_Supplied material_
========
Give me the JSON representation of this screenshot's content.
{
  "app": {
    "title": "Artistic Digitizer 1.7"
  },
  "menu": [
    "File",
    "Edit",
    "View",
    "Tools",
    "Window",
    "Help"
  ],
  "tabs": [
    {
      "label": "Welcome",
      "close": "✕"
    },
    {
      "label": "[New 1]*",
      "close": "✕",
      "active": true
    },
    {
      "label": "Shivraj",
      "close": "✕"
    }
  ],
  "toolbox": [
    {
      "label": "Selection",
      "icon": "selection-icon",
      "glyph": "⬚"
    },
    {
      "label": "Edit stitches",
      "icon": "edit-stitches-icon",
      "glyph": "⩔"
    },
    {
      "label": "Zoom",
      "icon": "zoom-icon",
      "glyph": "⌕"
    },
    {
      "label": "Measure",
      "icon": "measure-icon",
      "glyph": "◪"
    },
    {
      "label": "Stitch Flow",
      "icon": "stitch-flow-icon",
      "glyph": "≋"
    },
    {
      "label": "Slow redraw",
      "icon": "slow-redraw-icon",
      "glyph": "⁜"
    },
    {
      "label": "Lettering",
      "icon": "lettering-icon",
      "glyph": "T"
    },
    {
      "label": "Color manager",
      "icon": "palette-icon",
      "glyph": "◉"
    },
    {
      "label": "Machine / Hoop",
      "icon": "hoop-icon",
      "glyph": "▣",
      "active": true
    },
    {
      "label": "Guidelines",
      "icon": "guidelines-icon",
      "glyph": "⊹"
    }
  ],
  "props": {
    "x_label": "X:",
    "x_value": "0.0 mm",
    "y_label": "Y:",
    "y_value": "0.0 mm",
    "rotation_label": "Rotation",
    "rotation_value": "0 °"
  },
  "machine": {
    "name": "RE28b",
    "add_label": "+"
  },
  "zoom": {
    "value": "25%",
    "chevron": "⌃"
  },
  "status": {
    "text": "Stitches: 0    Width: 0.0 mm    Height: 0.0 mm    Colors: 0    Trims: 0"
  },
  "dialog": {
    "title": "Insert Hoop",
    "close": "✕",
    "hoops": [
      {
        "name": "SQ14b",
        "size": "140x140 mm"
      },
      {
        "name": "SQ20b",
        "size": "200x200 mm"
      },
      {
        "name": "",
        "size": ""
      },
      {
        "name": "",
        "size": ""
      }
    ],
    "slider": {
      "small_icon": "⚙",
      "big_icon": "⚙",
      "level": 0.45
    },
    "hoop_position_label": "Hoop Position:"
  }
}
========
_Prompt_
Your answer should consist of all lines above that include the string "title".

_Solved problem_
    "title": "Artistic Digitizer 1.7"
    "title": "Insert Hoop",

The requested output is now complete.